The Boston-based synthetic biology company has joined forces with Canadian lipids researcher Alejandro Marangoni to recreate the texture and taste of animal fat in plant-based products
Motif FoodWorks, the biotech company developing protein ingredients to use in plant-based meat and dairy substitutes, has set sights on fats. The Boston-based company has joined forces with a world-class scientist to explore technologies that can help develop the same texture and taste attributes of animal fat.
Food producers have historically relied on existing ingredients such as coconut oil to replicate the sensory experience of animal-derived fats, but current solutions don’t taste, cook, or interact with other ingredients like animal fats do.
The biotech company believes that recreating the attributes of animal fat has been a missing link for plant-based food developers.

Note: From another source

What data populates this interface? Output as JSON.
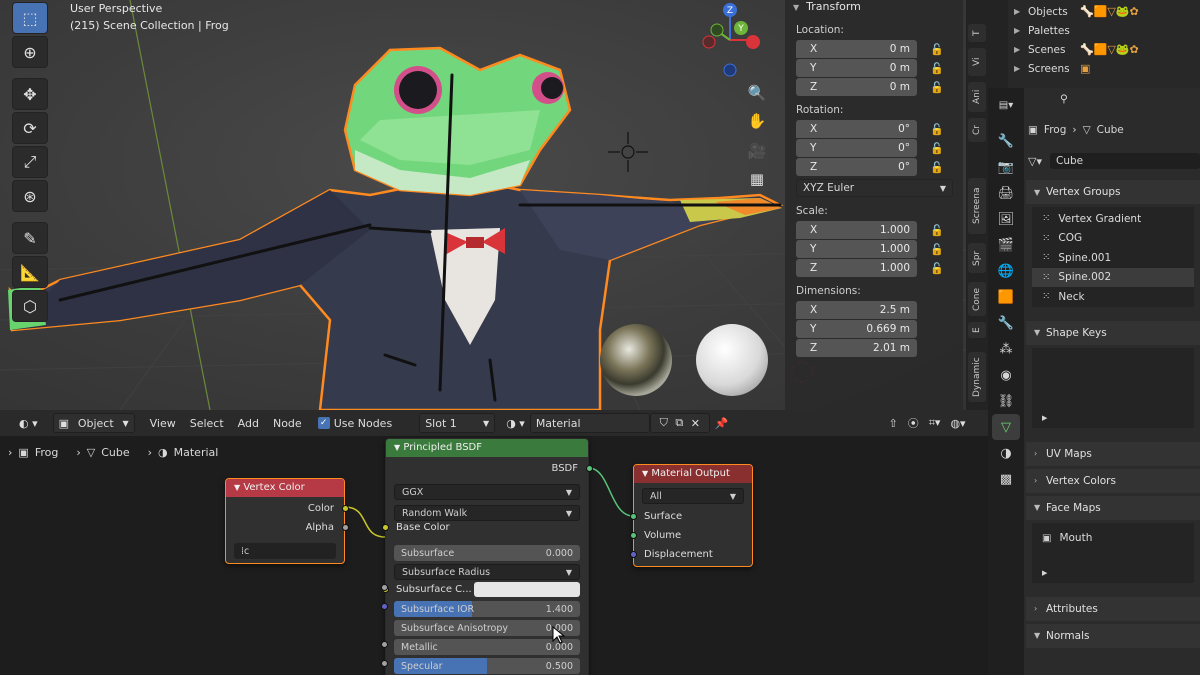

That’s about to change. Motif FoodWorks has secured an exclusive research collaboration and license option with the University of Guelph in Guelph, Ontario, and Dr Alejandro Marangoni, a world-class scientist and authority in the field of fats and oils. Marangoni is Canada Research Chair in Food, Health and Aging at the University of Guelph, and co-founder of food ingredients manufacturer Coasun.
“Creating the right kind of fat structures in plant-based foods is one of the most significant — and exciting — challenges in the category because fat plays such a critical role in what makes some of our favourite food experiences so satisfying,” said Mike Leonard, chief technical officer at Motif FoodWorks.
“The biotech company believes that recreating the attributes of animal fat has been a missing link for plant-based food developers”
The company is set out to assess, over a 12-month period, a set of promising technologies that aim to improve animal-free fats to make consumer favourites like plant-based burgers, sausages and cheese more delicious, including:
- Replacing saturated fat with an animal-free emulsion system that exhibits the physical properties of saturated fat at room temperature
- Replicating critical animal fat structures, such as the pockets of fat in meat products that produce marbling
- And improving the texture of plant-based cheeses, to be more meltable and elastic.
“Understanding how to properly structure fat in plant-based food is mission-critical for the food industry,” said Marangoni. “We are excited to work alongside Motif to determine how some of the newest and most exciting technologies will work in new food products to improve the sensory experience of plant-based meat and dairy on a broader scale.”
This new collaboration reflects Motif’s holistic approach to ingredient innovation, combining science, technology, and proprietary insights in new ways to unravel food’s secrets. The evaluation of these exciting new fat technologies will help Motif further its mission to make plant-based foods better tasting, more nutritious, and crave-able — creating new options that benefit consumers and the planet.
Date published: 10 June 2020